Problem ▸ The required result is the number of lines below that hold the word "method", stated without anything else.

Dataset extract ▸
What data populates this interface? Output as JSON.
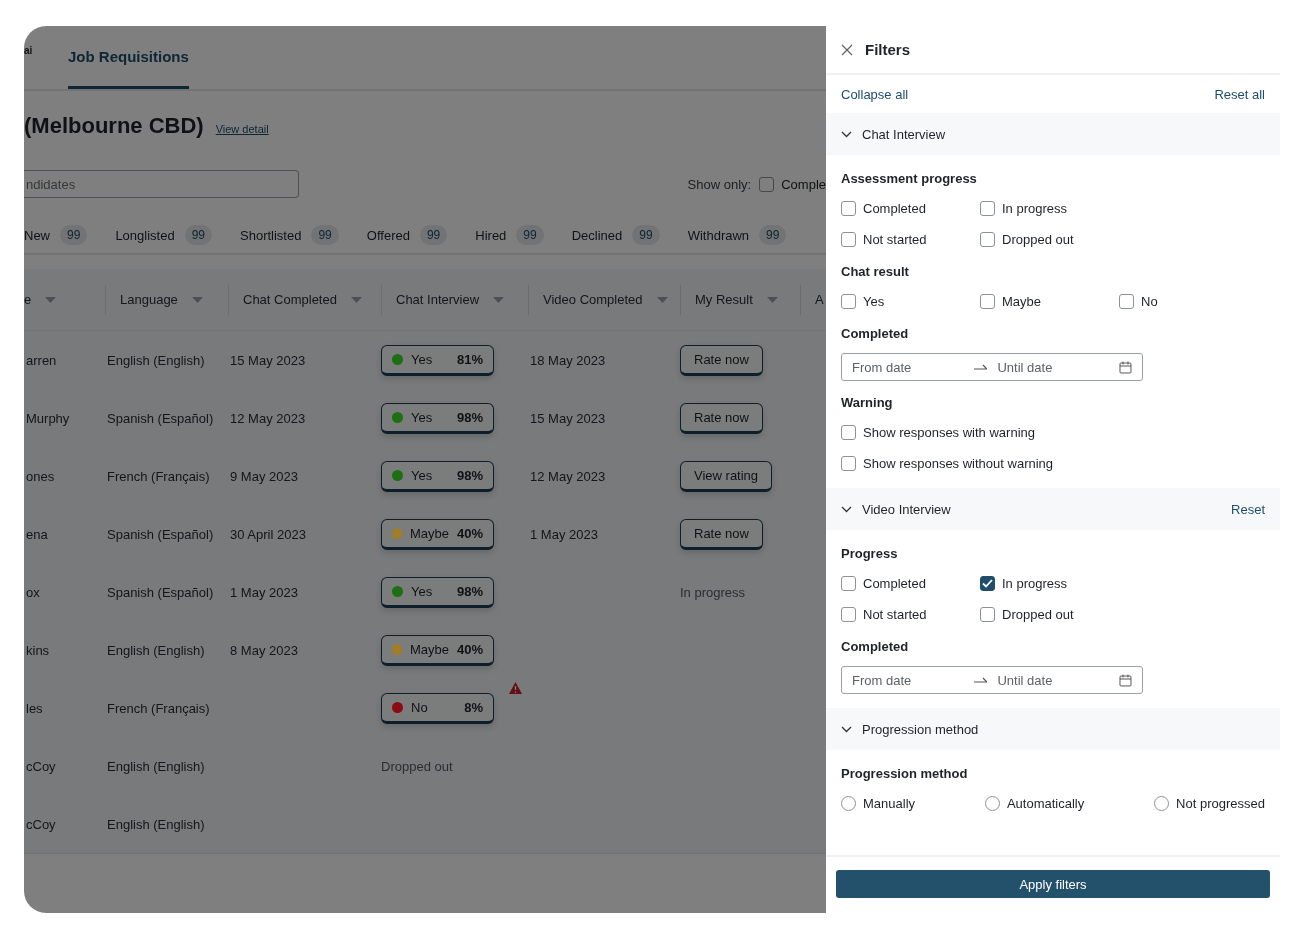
{
  "nav": {
    "logo": "ai",
    "tabs": [
      {
        "label": "Job Requisitions",
        "selected": true
      }
    ]
  },
  "header": {
    "title": "(Melbourne CBD)",
    "link": "View detail"
  },
  "search": {
    "placeholder": "ndidates"
  },
  "show_only": {
    "label": "Show only:",
    "options": [
      {
        "label": "Comple",
        "checked": false
      }
    ]
  },
  "stages": [
    {
      "label": "New",
      "count": "99"
    },
    {
      "label": "Longlisted",
      "count": "99"
    },
    {
      "label": "Shortlisted",
      "count": "99"
    },
    {
      "label": "Offered",
      "count": "99"
    },
    {
      "label": "Hired",
      "count": "99"
    },
    {
      "label": "Declined",
      "count": "99"
    },
    {
      "label": "Withdrawn",
      "count": "99"
    }
  ],
  "table": {
    "columns": [
      "e",
      "Language",
      "Chat Completed",
      "Chat Interview",
      "Video Completed",
      "My Result",
      "A"
    ],
    "rows": [
      {
        "name": "arren",
        "language": "English (English)",
        "chat_completed": "15 May 2023",
        "chat": {
          "kind": "chip",
          "result": "Yes",
          "score": "81%",
          "color": "#1e6e14"
        },
        "video_completed": "18 May 2023",
        "my_result": {
          "kind": "button",
          "label": "Rate now"
        },
        "warning": false
      },
      {
        "name": "Murphy",
        "language": "Spanish (Español)",
        "chat_completed": "12 May 2023",
        "chat": {
          "kind": "chip",
          "result": "Yes",
          "score": "98%",
          "color": "#1e6e14"
        },
        "video_completed": "15 May 2023",
        "my_result": {
          "kind": "button",
          "label": "Rate now"
        },
        "warning": false
      },
      {
        "name": "ones",
        "language": "French (Français)",
        "chat_completed": "9 May 2023",
        "chat": {
          "kind": "chip",
          "result": "Yes",
          "score": "98%",
          "color": "#1e6e14"
        },
        "video_completed": "12 May 2023",
        "my_result": {
          "kind": "button",
          "label": "View rating"
        },
        "warning": false
      },
      {
        "name": "ena",
        "language": "Spanish (Español)",
        "chat_completed": "30 April 2023",
        "chat": {
          "kind": "chip",
          "result": "Maybe",
          "score": "40%",
          "color": "#a07d28"
        },
        "video_completed": "1 May 2023",
        "my_result": {
          "kind": "button",
          "label": "Rate now"
        },
        "warning": false
      },
      {
        "name": "ox",
        "language": "Spanish (Español)",
        "chat_completed": "1 May 2023",
        "chat": {
          "kind": "chip",
          "result": "Yes",
          "score": "98%",
          "color": "#1e6e14"
        },
        "my_result": {
          "kind": "text",
          "label": "In progress"
        },
        "warning": false
      },
      {
        "name": "kins",
        "language": "English (English)",
        "chat_completed": "8 May 2023",
        "chat": {
          "kind": "chip",
          "result": "Maybe",
          "score": "40%",
          "color": "#a07d28"
        },
        "warning": false
      },
      {
        "name": "les",
        "language": "French (Français)",
        "chat": {
          "kind": "chip",
          "result": "No",
          "score": "8%",
          "color": "#8c0a14"
        },
        "warning": true
      },
      {
        "name": "cCoy",
        "language": "English (English)",
        "chat": {
          "kind": "text",
          "label": "Dropped out"
        },
        "warning": false
      },
      {
        "name": "cCoy",
        "language": "English (English)",
        "warning": false
      }
    ]
  },
  "drawer": {
    "title": "Filters",
    "collapse_all": "Collapse all",
    "reset_all": "Reset all",
    "sections": [
      {
        "title": "Chat Interview",
        "expanded": true,
        "groups": [
          {
            "kind": "checkbox",
            "title": "Assessment progress",
            "options": [
              {
                "label": "Completed",
                "checked": false
              },
              {
                "label": "In progress",
                "checked": false
              },
              {
                "label": "Not started",
                "checked": false
              },
              {
                "label": "Dropped out",
                "checked": false
              }
            ]
          },
          {
            "kind": "checkbox3",
            "title": "Chat result",
            "options": [
              {
                "label": "Yes",
                "checked": false
              },
              {
                "label": "Maybe",
                "checked": false
              },
              {
                "label": "No",
                "checked": false
              }
            ]
          },
          {
            "kind": "date",
            "title": "Completed",
            "from": "From date",
            "until": "Until date"
          },
          {
            "kind": "checklist",
            "title": "Warning",
            "options": [
              {
                "label": "Show responses with warning",
                "checked": false
              },
              {
                "label": "Show responses without warning",
                "checked": false
              }
            ]
          }
        ]
      },
      {
        "title": "Video Interview",
        "expanded": true,
        "reset": "Reset",
        "groups": [
          {
            "kind": "checkbox",
            "title": "Progress",
            "options": [
              {
                "label": "Completed",
                "checked": false
              },
              {
                "label": "In progress",
                "checked": true
              },
              {
                "label": "Not started",
                "checked": false
              },
              {
                "label": "Dropped out",
                "checked": false
              }
            ]
          },
          {
            "kind": "date",
            "title": "Completed",
            "from": "From date",
            "until": "Until date"
          }
        ]
      },
      {
        "title": "Progression method",
        "expanded": true,
        "groups": [
          {
            "kind": "radio",
            "title": "Progression method",
            "options": [
              {
                "label": "Manually",
                "selected": false
              },
              {
                "label": "Automatically",
                "selected": false
              },
              {
                "label": "Not progressed",
                "selected": false
              }
            ]
          }
        ]
      }
    ],
    "apply": "Apply filters"
  }
}
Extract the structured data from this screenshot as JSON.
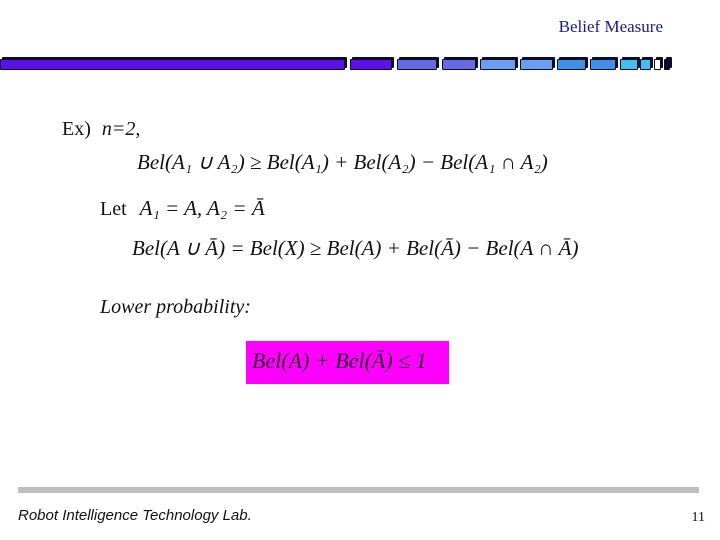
{
  "header": {
    "title": "Belief Measure",
    "bar_colors": [
      "#5b12e6",
      "#5b12e6",
      "#6a6ae0",
      "#6a6ae0",
      "#6a9ef0",
      "#6a9ef0",
      "#3f8fe8",
      "#3f8fe8",
      "#40c0f0",
      "#40c0f0",
      "#ffffff",
      "#0a0a2a"
    ]
  },
  "content": {
    "example_label": "Ex)",
    "example_n": "n=2,",
    "eq1": {
      "lhs": "Bel(A₁ ∪ A₂)",
      "rel": "≥",
      "rhs": "Bel(A₁) + Bel(A₂) − Bel(A₁ ∩ A₂)"
    },
    "let_label": "Let",
    "let_expr": "A₁ = A,  A₂ = Ā",
    "eq2": {
      "lhs": "Bel(A ∪ Ā)",
      "mid": "= Bel(X)",
      "rel": "≥",
      "rhs": "Bel(A) + Bel(Ā) − Bel(A ∩ Ā)"
    },
    "lower_prob_label": "Lower probability:",
    "highlight_eq": "Bel(A) + Bel(Ā) ≤ 1",
    "highlight_color": "#ff00ff"
  },
  "footer": {
    "lab_name": "Robot Intelligence Technology Lab.",
    "page_number": "11"
  }
}
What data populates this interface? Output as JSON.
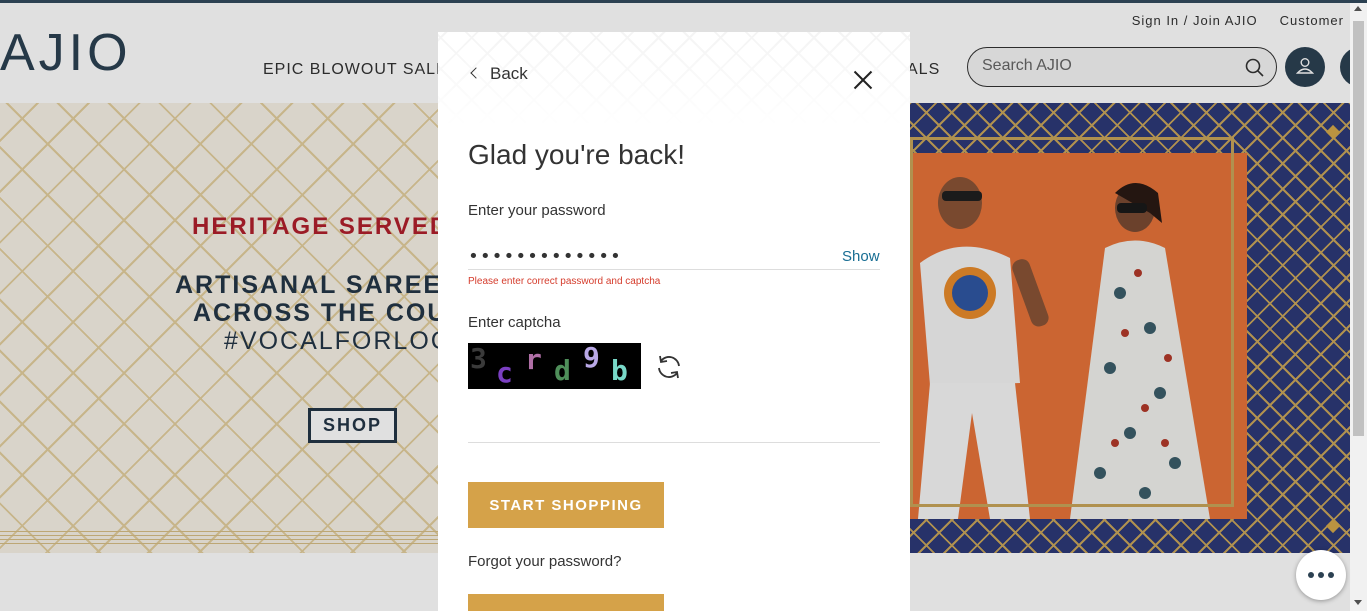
{
  "header": {
    "logo": "AJIO",
    "top_links": {
      "sign_in": "Sign In / Join AJIO",
      "customer": "Customer"
    },
    "nav": {
      "left": "EPIC BLOWOUT SALE",
      "right": "ALS"
    },
    "search": {
      "placeholder": "Search AJIO"
    }
  },
  "banner": {
    "line1": "HERITAGE SERVED",
    "line2": "ARTISANAL SAREES",
    "line3": "ACROSS THE COUN",
    "line4": "#VOCALFORLOC",
    "shop_label": "SHOP"
  },
  "modal": {
    "back_label": "Back",
    "title": "Glad you're back!",
    "password_label": "Enter your password",
    "password_value": "•••••••••••••",
    "show_label": "Show",
    "error_text": "Please enter correct password and captcha",
    "captcha_label": "Enter captcha",
    "captcha_chars": [
      {
        "char": "3",
        "color": "#3a3a3a"
      },
      {
        "char": "c",
        "color": "#7b3fc2"
      },
      {
        "char": "r",
        "color": "#b06fa6"
      },
      {
        "char": "d",
        "color": "#4f8f5a"
      },
      {
        "char": "9",
        "color": "#b9a8e6"
      },
      {
        "char": "b",
        "color": "#78d8c8"
      }
    ],
    "start_label": "START SHOPPING",
    "forgot_label": "Forgot your password?"
  },
  "colors": {
    "brand_navy": "#2c4152",
    "button_gold": "#d5a249",
    "error_red": "#d53c2c",
    "link_blue": "#176d93"
  },
  "icons": [
    "search-icon",
    "user-icon",
    "chevron-left-icon",
    "close-icon",
    "refresh-icon",
    "more-dots-icon"
  ]
}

Reply ▸ 2